Kelia Ingraham sits pensively at the piano bench, awaiting the arrival of her instructor. She is alone in the room but for the piano, the bench and a few empty chairs. Sheets of music fan out in front of her.

Along the hallway, the sounds of oboes, violins and other pianos seep from small rooms just like this one, where students just like Ingraham practice their music.

It’s 10 a.m. on Saturday morning, and there is no place Ingraham would rather be.

“They have a program like this in Boston, but that’s too far away to drive every weekend,” she says. “So I come here instead. I love it.”

“Here” is the Portland Conservatory of Music, housed on the upper floor of Woodfords Congregational Church in the Deering neighborhood of Portland.

Ingraham, a 17-year-old from Kennebunk, is among nine students participating in the conservatory’s inaugural Karger Scholars program. It targets high-achieving young musicians who otherwise might travel to Boston to receive the level of instruction this program offers.

Under new director Stephen Shiman, the conservatory began the program last fall. It’s the first tangible result of an institution-altering $300,000 gift from the estate of Trudi Karger, who taught piano at the school for many years and left money to the conservatory so others could share her love of music.

The goal, Shiman said, is to create a pre-professional music program with instructional depth that targets the very best young classical musicians within commuting distance of Portland. The program is open to Maine students, but they must commit to coming to Portland every Saturday morning for three hours of intense instruction.

The 20-week program teaches chamber music performance, music theory and composition.

“We want the students who have the capability to get into music as a career. We want them to get the training they need to go into the best college programs, such as the New England Conservatory or Juilliard. And we want to give them that opportunity right here in Portland,” Shiman said.

“The truth is, the most outstanding students in Maine go down to Boston for this. We’re trying to keep them here. There is such terrific talent in Maine, the idea of having something like this here is very exciting.”

It has started small. This year, there are nine students between the ages of 10 and 17. Because of the Karger gift, they were admitted with full scholarships after passing their auditions.

Chiharu Naruse, who helped develop the curriculum with Shiman and other music coaches, said the program would double in size next year, although it will offer scholarships to just nine students.


Ingraham is a model for the program. She has taken music lessons since she was 4, and began developing a passion for music at age 11.

“I didn’t really like it until I was 11,” she says. “But then everything started making sense. I got to the point where I could play easily, and I started to really enjoy it then.”

She has blossomed since. Her instructor encouraged her to apply for the Karger Scholars program.

Ingraham appreciates the focus on performance and theory. Learning how music works and in a chamber ensemble have helped sharpen her ability to interact musically with others, and also to understand the principles behind composition. Knowing how a song is constructed, and why, makes it easier to learn, she said.

The program is also socially satisfying.

“I am meeting musicians my age who I will stay friends with.

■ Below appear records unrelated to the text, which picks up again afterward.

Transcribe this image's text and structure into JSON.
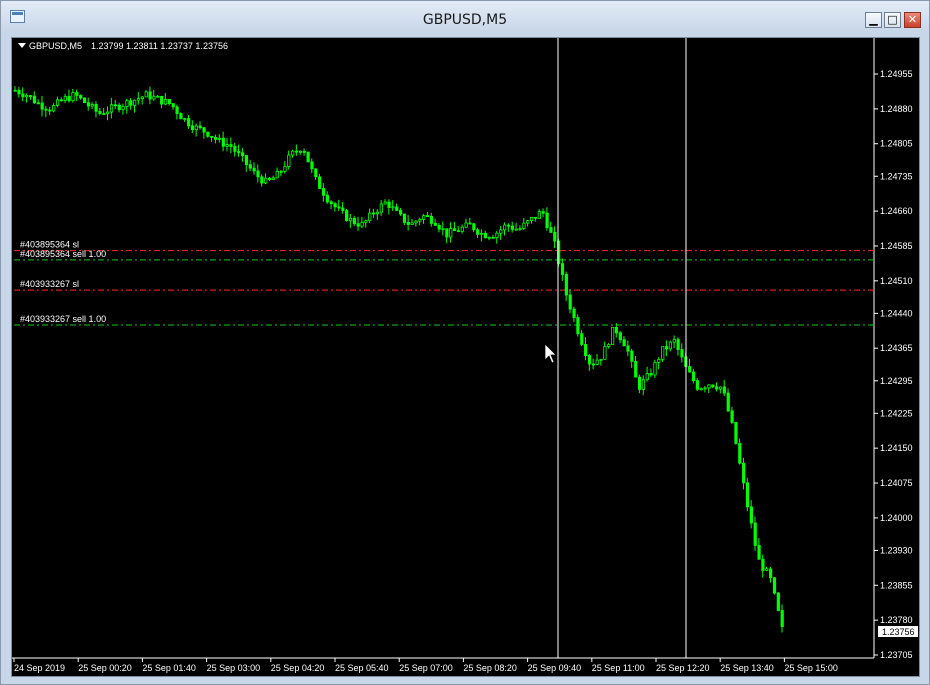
{
  "window": {
    "title": "GBPUSD,M5",
    "buttons": {
      "minimize": "▁",
      "maximize": "□",
      "close": "✕"
    }
  },
  "chart_header": {
    "symbol_tf": "GBPUSD,M5",
    "ohlc": "1.23799 1.23811 1.23737 1.23756"
  },
  "colors": {
    "background": "#000000",
    "candle_bull": "#00ff00",
    "candle_bear": "#00ff00",
    "sl_line": "#ff0000",
    "order_line": "#00cc00",
    "text": "#ffffff",
    "vline": "#ffffff"
  },
  "chart_data": {
    "type": "candlestick",
    "symbol": "GBPUSD",
    "timeframe": "M5",
    "ylim": [
      1.23705,
      1.25005
    ],
    "price_ticks": [
      "1.24955",
      "1.24880",
      "1.24805",
      "1.24735",
      "1.24660",
      "1.24585",
      "1.24510",
      "1.24440",
      "1.24365",
      "1.24295",
      "1.24225",
      "1.24150",
      "1.24075",
      "1.24000",
      "1.23930",
      "1.23855",
      "1.23780",
      "1.23705"
    ],
    "current_price": "1.23756",
    "time_ticks": [
      "24 Sep 2019",
      "25 Sep 00:20",
      "25 Sep 01:40",
      "25 Sep 03:00",
      "25 Sep 04:20",
      "25 Sep 05:40",
      "25 Sep 07:00",
      "25 Sep 08:20",
      "25 Sep 09:40",
      "25 Sep 11:00",
      "25 Sep 12:20",
      "25 Sep 13:40",
      "25 Sep 15:00"
    ],
    "close_path": [
      1.2492,
      1.2491,
      1.2489,
      1.2488,
      1.249,
      1.2491,
      1.2489,
      1.2487,
      1.2488,
      1.2489,
      1.249,
      1.2491,
      1.249,
      1.2489,
      1.2486,
      1.2484,
      1.2483,
      1.2481,
      1.248,
      1.2477,
      1.2474,
      1.2472,
      1.2474,
      1.2478,
      1.248,
      1.2473,
      1.2469,
      1.2466,
      1.2464,
      1.2463,
      1.2466,
      1.2468,
      1.2465,
      1.2463,
      1.2465,
      1.2464,
      1.2461,
      1.2462,
      1.2463,
      1.2461,
      1.2461,
      1.2463,
      1.2462,
      1.2464,
      1.2466,
      1.2459,
      1.2448,
      1.244,
      1.2433,
      1.2435,
      1.2441,
      1.2437,
      1.2428,
      1.2431,
      1.2436,
      1.2438,
      1.2432,
      1.2428,
      1.2429,
      1.2428,
      1.2418,
      1.2404,
      1.2391,
      1.2387,
      1.2376
    ],
    "orders": [
      {
        "label": "#403895364 sl",
        "price": 1.24575,
        "kind": "sl"
      },
      {
        "label": "#403895364 sell 1.00",
        "price": 1.24555,
        "kind": "order"
      },
      {
        "label": "#403933267 sl",
        "price": 1.2449,
        "kind": "sl"
      },
      {
        "label": "#403933267 sell 1.00",
        "price": 1.24415,
        "kind": "order"
      }
    ]
  }
}
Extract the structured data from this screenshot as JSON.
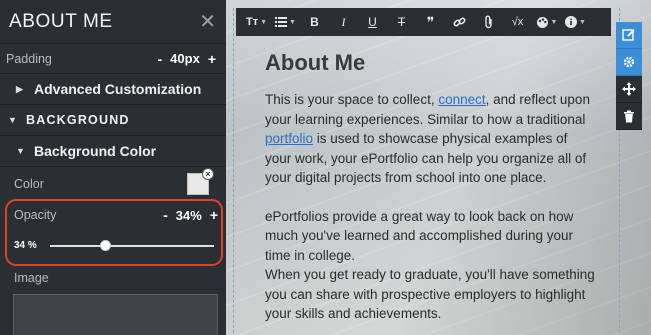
{
  "panel": {
    "title": "ABOUT ME",
    "padding": {
      "label": "Padding",
      "minus": "-",
      "value": "40px",
      "plus": "+"
    },
    "advanced": "Advanced Customization",
    "background": "BACKGROUND",
    "background_color": "Background Color",
    "color_label": "Color",
    "color_value": "#e8e8e8",
    "opacity": {
      "label": "Opacity",
      "minus": "-",
      "value": "34%",
      "plus": "+",
      "slider_label": "34 %",
      "level": 0.34
    },
    "image_label": "Image"
  },
  "editor": {
    "heading": "About Me",
    "links": {
      "connect": "connect",
      "portfolio": "portfolio"
    },
    "p1_a": "This is your space to collect, ",
    "p1_b": ", and reflect upon your learning experiences.  Similar to how a traditional ",
    "p1_c": " is used to showcase physical examples of your work, your ePortfolio can help you organize all of your digital projects from school into one place.",
    "p2": "ePortfolios provide a great way to look back on how much you've learned and accomplished during your time in college.",
    "p3": "When you get ready to graduate, you'll have something you can share with prospective employers to highlight your skills and achievements.",
    "toolbar": {
      "text_size": "Tт",
      "bold": "B",
      "italic": "I",
      "underline": "U",
      "strike": "T",
      "quote": "❞",
      "formula": "√x"
    }
  },
  "colors": {
    "accent_outline": "#d8452a",
    "link": "#2a6fc4",
    "side_tool_active": "#3b8fd9"
  }
}
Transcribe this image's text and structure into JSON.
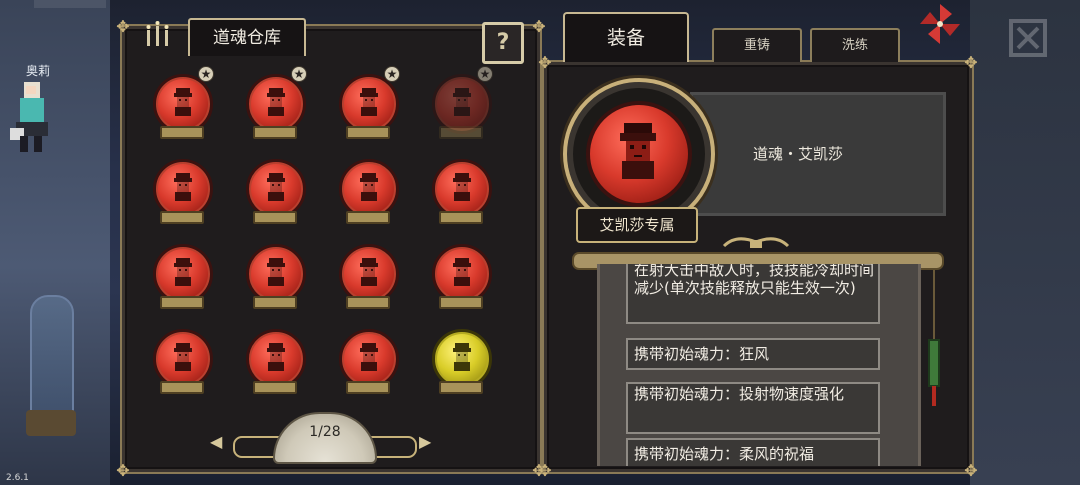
{
  "left_panel": {
    "tab_label": "道魂仓库",
    "help_label": "?",
    "grid": [
      {
        "state": "normal",
        "star": true
      },
      {
        "state": "normal",
        "star": true
      },
      {
        "state": "normal",
        "star": true
      },
      {
        "state": "dim",
        "star": true
      },
      {
        "state": "normal",
        "star": false
      },
      {
        "state": "normal",
        "star": false
      },
      {
        "state": "normal",
        "star": false
      },
      {
        "state": "normal",
        "star": false
      },
      {
        "state": "normal",
        "star": false
      },
      {
        "state": "normal",
        "star": false
      },
      {
        "state": "normal",
        "star": false
      },
      {
        "state": "normal",
        "star": false
      },
      {
        "state": "normal",
        "star": false
      },
      {
        "state": "normal",
        "star": false
      },
      {
        "state": "normal",
        "star": false
      },
      {
        "state": "gold",
        "star": false
      }
    ],
    "pager": {
      "page_text": "1/28",
      "prev_icon": "arrow-left-icon",
      "next_icon": "arrow-right-icon"
    }
  },
  "right_panel": {
    "tabs": {
      "equip": "装备",
      "recast": "重铸",
      "refine": "洗练"
    },
    "item_name": "道魂・艾凯莎",
    "exclusive_label": "艾凯莎专属",
    "affixes": [
      "在射大击中敌人时，技技能冷却时间减少(单次技能释放只能生效一次)",
      "携带初始魂力：狂风",
      "携带初始魂力：投射物速度强化",
      "携带初始魂力：柔风的祝福"
    ]
  },
  "scene": {
    "npc_name": "奥莉",
    "version": "2.6.1"
  },
  "colors": {
    "orb_red": "#d93a2c",
    "orb_gold": "#d9cd28",
    "frame_gold": "#c7b892",
    "panel_bg": "#1f1c1d"
  }
}
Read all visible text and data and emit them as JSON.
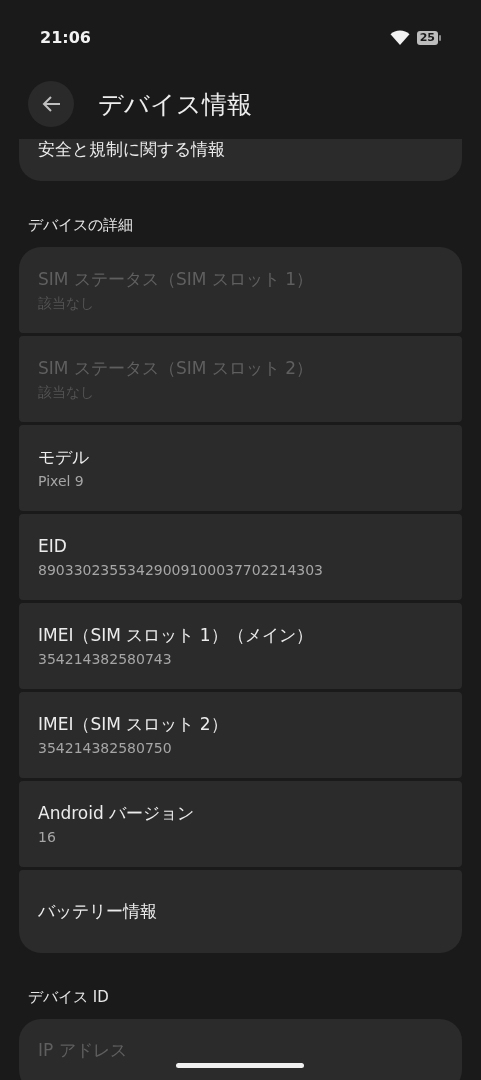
{
  "status_bar": {
    "time": "21:06",
    "battery": "25"
  },
  "header": {
    "title": "デバイス情報"
  },
  "clipped_item": {
    "title": "安全と規制に関する情報"
  },
  "sections": [
    {
      "title": "デバイスの詳細",
      "items": [
        {
          "title": "SIM ステータス（SIM スロット 1）",
          "summary": "該当なし",
          "disabled": true
        },
        {
          "title": "SIM ステータス（SIM スロット 2）",
          "summary": "該当なし",
          "disabled": true
        },
        {
          "title": "モデル",
          "summary": "Pixel 9",
          "disabled": false
        },
        {
          "title": "EID",
          "summary": "89033023553429009100037702214303",
          "disabled": false
        },
        {
          "title": "IMEI（SIM スロット 1）（メイン）",
          "summary": "354214382580743",
          "disabled": false
        },
        {
          "title": "IMEI（SIM スロット 2）",
          "summary": "354214382580750",
          "disabled": false
        },
        {
          "title": "Android バージョン",
          "summary": "16",
          "disabled": false
        },
        {
          "title": "バッテリー情報",
          "disabled": false
        }
      ]
    },
    {
      "title": "デバイス ID",
      "items": [
        {
          "title": "IP アドレス",
          "disabled": true
        }
      ]
    }
  ]
}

And I am meeting lots of teachers and learning a lot,” said Ingraham, who intends to enter a university with a strong music program. She wants to study music performance, with an emphasis on chamber music.

Seoyeon Kim, a 13-year-old violinist and pianist from Falmouth, offered much the same assessment.

“It’s just really fun working in a chamber group, and this is the first opportunity I’ve had to study theory. It’s an amazing program with amazing teachers,” she said.

The best part?

“It’s free.”

Naruse said students benefit not only from small-group instruction and oftentimes individual coaching, but also from the opportunity to sit in a semi-circle with other students, look them in the eye and perform together. Playing in a small chamber group is not unlike athletes working together on a team, she said.

“They bring the best out of each other,” she said. “They can inspire each other, and push each others in a good way, to raise their performance standard.”


For music coach Joshua DeScherer, the distinguishing component of the Karger Scholars program is its emphasis on music theory, which essentially is the study of how music works. Music theory teaches the language and notation of music. It is to music what grammar is to writing.

One cannot excel as a musician without understanding theory, just as a writer cannot write without understanding grammar, DeScherer said.

“Especially at this age, it’s important for these kids going forward to be educated musicians, and not just educated violinists or educated pianists or educated oboists,” he said. “Music theory allows you to play more than just the notes. There is nowhere else in Maine that offers music theory in this way.”

DeScherer commended the parents of these students for making the commitment to their education. When he was their age, DeScherer’s mother drove him and his upright bass every Saturday morning from their home in New Jersey into Manhattan for classes similar to this.

It changed his life, and set him on the course for a career in music.

He feels grateful for the opportunity to have an impact in the lives of these students, and to help them advance their music careers.

“The social aspect of getting these kids that have similar drive and similar aspirations together cannot be understated,” he said. “They’re all about the same age, and especially if they come from a rural area, they may not have many peers they can relate to. Making music is important, but making friends may be just as important.”

Thanks to Trudi Karger, these kids have the chance to do both.

Staff Writer Bob Keyes can be contacted at 791-6457 or:

[email protected]

Twitter: pphkeyes